The submandibular duct (Wharton's duct, submaxillary duct) is one of the salivary ducts. It is about 5 cm. long, and its wall is much thinner than that of the parotid duct.
It begins by numerous branches from the deep surface of the gland, and runs forward between the mylohyoideus, hyoglossus, and genioglossus, then between the sublingual gland and the genioglossus, and opens by a narrow orifice on the summit of a small papilla at the side of the frenulum linguæ.
On the hyoglossus it lies between the lingual and hypoglossal nerves, but at the anterior border of the muscle the lingual nerve passes inferior and medial to the submandibular duct.; the terminal branches of the lingual nerve ascend on its medial side.
It drains saliva from the submandibular glands and sublingual glands to the sublingual caruncle at the base of the tongue.
It was initially described by the English anatomist Thomas Wharton and is sometimes referred to by his name.
This is the duct from which a hungry person, preparing to take a first bite of food, might accidentally eject a spray of salivary fluid, or, alternatively, intentionally do so in a process called "gleeking."
- ^ Wharton's duct at Who Named It?
- ^ Wharton T (1656). Adenographia: sive glandularum totius corporis descriptio. London: Wharton. pp. pages 128–137.
- ^ http://www.youtube.com/watch?v=2cbJ0Y5UIZQ

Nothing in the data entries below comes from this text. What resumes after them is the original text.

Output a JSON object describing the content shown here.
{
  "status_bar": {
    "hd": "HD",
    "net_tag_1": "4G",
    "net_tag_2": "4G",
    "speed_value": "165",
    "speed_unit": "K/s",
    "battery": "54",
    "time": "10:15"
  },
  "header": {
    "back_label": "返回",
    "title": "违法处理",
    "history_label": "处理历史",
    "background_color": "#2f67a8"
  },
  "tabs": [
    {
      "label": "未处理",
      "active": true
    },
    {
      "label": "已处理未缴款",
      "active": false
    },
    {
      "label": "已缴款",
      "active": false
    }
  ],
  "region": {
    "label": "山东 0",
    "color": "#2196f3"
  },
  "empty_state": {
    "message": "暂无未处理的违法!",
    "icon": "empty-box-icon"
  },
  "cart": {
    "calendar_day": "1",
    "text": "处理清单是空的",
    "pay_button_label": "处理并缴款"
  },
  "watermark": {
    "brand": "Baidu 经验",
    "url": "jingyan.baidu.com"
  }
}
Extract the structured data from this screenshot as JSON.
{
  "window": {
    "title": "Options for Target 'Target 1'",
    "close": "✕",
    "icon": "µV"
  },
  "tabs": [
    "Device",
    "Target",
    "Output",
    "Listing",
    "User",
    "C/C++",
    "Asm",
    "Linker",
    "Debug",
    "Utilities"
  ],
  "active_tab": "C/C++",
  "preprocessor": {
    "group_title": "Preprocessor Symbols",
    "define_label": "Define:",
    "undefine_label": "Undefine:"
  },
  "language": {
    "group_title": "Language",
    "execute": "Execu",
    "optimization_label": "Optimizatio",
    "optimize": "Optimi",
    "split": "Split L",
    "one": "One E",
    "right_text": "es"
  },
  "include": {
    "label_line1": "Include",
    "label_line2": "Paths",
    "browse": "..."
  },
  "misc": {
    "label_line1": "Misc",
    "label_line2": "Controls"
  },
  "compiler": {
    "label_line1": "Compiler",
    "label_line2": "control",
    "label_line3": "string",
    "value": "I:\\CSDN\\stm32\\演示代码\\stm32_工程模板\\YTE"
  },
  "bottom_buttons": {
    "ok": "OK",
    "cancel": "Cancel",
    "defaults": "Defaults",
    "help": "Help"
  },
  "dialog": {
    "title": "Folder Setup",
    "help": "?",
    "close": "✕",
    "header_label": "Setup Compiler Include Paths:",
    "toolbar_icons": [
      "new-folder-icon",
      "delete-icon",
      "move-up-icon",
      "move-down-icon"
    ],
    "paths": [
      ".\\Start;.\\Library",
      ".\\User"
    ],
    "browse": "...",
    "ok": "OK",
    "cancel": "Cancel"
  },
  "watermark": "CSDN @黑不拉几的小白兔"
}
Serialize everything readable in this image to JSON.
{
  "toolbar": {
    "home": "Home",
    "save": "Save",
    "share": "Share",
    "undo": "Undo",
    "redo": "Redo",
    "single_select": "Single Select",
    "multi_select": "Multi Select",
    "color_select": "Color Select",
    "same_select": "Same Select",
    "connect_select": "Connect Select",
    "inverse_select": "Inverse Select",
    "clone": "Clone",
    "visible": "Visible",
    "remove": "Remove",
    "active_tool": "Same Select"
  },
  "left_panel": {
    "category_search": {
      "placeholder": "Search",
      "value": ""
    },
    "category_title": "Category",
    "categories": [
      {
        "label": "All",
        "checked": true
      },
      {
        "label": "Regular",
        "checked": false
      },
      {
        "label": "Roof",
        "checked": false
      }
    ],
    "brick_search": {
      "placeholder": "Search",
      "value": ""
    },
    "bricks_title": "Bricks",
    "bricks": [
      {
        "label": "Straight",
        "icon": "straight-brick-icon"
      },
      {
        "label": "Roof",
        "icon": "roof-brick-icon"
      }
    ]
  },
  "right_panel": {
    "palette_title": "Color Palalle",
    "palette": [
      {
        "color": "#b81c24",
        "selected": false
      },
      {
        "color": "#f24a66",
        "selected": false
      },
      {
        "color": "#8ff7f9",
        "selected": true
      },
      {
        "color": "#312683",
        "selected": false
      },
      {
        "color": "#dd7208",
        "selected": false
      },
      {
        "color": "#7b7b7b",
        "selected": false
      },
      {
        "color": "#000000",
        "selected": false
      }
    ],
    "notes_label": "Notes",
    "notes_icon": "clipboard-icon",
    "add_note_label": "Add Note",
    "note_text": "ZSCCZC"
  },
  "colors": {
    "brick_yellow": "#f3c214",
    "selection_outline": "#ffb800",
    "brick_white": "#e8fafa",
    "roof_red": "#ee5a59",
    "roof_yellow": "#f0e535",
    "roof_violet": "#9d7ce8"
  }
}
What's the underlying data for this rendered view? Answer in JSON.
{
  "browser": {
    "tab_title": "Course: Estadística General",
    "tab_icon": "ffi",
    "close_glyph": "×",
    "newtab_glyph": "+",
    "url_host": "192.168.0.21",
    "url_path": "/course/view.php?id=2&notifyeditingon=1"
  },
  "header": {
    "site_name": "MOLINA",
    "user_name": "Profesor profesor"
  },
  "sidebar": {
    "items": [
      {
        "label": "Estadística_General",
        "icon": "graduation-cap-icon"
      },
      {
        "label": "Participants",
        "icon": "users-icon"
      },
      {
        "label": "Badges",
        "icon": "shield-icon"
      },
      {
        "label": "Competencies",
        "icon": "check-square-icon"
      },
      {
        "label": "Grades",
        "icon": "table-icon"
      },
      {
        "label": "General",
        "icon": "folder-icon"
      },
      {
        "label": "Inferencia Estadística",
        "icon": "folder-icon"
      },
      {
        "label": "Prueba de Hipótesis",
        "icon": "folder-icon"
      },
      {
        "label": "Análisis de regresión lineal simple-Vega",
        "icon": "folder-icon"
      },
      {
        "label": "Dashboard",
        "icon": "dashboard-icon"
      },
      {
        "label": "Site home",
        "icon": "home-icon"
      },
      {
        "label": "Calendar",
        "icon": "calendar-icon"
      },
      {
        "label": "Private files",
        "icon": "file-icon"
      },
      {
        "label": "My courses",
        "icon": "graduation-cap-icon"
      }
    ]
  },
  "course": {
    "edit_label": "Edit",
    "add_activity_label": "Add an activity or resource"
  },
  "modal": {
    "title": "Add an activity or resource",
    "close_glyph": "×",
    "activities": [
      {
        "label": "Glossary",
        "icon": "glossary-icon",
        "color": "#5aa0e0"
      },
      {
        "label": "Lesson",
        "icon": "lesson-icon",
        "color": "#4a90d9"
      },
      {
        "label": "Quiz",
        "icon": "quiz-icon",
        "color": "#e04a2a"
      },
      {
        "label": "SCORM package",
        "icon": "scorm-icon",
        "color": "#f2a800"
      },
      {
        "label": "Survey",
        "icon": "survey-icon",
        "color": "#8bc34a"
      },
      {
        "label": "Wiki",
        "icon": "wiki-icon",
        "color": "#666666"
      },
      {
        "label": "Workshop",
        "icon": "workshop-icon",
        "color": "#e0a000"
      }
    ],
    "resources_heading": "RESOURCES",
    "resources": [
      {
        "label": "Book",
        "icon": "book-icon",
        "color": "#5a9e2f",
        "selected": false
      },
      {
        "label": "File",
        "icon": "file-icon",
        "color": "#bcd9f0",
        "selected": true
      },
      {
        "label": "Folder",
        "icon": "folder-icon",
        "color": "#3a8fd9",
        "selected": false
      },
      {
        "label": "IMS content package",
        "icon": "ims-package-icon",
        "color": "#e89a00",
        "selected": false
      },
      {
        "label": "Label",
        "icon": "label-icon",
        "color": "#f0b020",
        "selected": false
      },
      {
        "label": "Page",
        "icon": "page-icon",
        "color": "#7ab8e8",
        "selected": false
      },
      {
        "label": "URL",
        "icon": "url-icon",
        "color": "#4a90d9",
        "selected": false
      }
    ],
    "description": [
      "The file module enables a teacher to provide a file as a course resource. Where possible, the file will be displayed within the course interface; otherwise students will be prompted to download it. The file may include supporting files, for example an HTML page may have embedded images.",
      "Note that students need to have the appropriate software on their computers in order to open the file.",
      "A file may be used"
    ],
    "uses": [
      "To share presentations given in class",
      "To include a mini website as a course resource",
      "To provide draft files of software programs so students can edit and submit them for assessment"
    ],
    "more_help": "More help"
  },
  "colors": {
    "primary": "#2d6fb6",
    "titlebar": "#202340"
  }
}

External links 
This article incorporates text from a public domain edition of Gray's Anatomy.